Exercise data START

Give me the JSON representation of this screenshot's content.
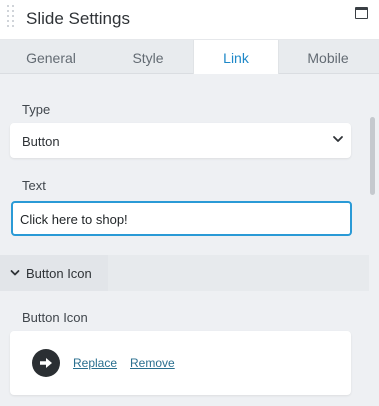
{
  "header": {
    "title": "Slide Settings"
  },
  "tabs": [
    {
      "label": "General"
    },
    {
      "label": "Style"
    },
    {
      "label": "Link"
    },
    {
      "label": "Mobile"
    }
  ],
  "active_tab": "Link",
  "fields": {
    "type": {
      "label": "Type",
      "value": "Button"
    },
    "text": {
      "label": "Text",
      "value": "Click here to shop!"
    }
  },
  "section": {
    "title": "Button Icon",
    "field_label": "Button Icon",
    "icon": "arrow-circle-right-icon",
    "replace_label": "Replace",
    "remove_label": "Remove"
  },
  "colors": {
    "accent": "#1e88c8",
    "focus_border": "#2a9ad6",
    "link": "#2a6f8f"
  }
}
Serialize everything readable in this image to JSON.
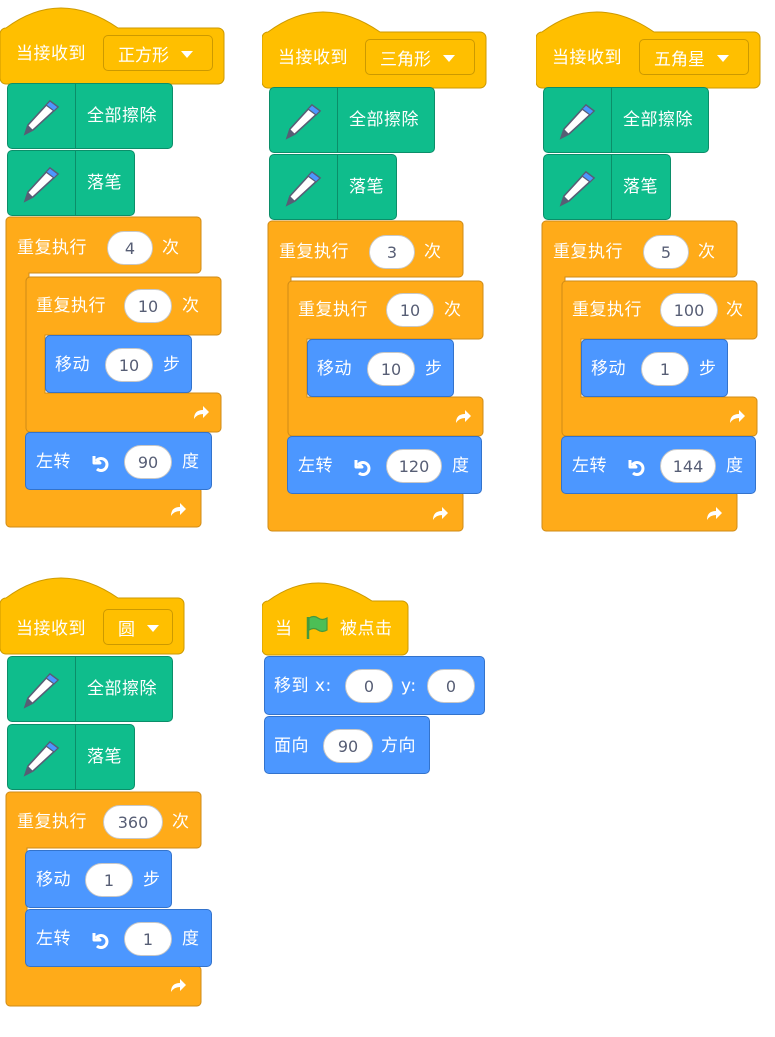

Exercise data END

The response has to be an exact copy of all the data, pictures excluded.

Give me the JSON representation of this screenshot's content.
{
  "header": {
    "title": "Slide Settings"
  },
  "tabs": [
    {
      "label": "General"
    },
    {
      "label": "Style"
    },
    {
      "label": "Link"
    },
    {
      "label": "Mobile"
    }
  ],
  "active_tab": "Link",
  "fields": {
    "type": {
      "label": "Type",
      "value": "Button"
    },
    "text": {
      "label": "Text",
      "value": "Click here to shop!"
    }
  },
  "section": {
    "title": "Button Icon",
    "field_label": "Button Icon",
    "icon": "arrow-circle-right-icon",
    "replace_label": "Replace",
    "remove_label": "Remove"
  },
  "colors": {
    "accent": "#1e88c8",
    "focus_border": "#2a9ad6",
    "link": "#2a6f8f"
  }
}
Serialize everything readable in this image to JSON.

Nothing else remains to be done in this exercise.